(Listed entries begins)
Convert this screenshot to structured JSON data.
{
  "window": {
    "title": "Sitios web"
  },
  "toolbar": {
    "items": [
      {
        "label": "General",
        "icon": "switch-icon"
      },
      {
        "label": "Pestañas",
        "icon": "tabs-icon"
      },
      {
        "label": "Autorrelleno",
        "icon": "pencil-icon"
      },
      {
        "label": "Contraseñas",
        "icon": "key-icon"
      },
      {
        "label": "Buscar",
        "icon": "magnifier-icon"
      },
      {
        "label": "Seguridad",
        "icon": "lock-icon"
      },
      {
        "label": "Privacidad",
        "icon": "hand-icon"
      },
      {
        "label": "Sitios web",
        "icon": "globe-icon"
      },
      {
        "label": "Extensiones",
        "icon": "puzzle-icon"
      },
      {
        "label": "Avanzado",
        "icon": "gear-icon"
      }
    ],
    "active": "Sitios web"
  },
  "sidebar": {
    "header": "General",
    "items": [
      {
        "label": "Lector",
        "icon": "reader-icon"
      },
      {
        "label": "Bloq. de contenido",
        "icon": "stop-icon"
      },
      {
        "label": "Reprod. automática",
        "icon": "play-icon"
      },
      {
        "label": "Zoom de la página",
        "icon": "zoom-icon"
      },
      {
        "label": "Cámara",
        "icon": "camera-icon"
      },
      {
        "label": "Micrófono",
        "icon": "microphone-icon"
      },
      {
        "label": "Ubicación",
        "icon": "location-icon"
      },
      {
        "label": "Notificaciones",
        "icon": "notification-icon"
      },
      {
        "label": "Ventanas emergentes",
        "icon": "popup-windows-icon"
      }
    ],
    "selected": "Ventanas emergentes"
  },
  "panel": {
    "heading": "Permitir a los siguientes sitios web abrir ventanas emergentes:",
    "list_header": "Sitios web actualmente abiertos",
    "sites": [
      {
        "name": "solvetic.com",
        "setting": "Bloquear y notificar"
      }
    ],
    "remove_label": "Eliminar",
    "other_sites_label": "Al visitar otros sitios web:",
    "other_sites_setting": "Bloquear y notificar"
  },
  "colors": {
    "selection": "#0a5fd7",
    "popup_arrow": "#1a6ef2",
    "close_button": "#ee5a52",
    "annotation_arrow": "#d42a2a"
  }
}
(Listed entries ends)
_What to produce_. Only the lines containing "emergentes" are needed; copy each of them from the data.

_Written solution_.
        "label": "Ventanas emergentes",
    "selected": "Ventanas emergentes"
    "heading": "Permitir a los siguientes sitios web abrir ventanas emergentes:",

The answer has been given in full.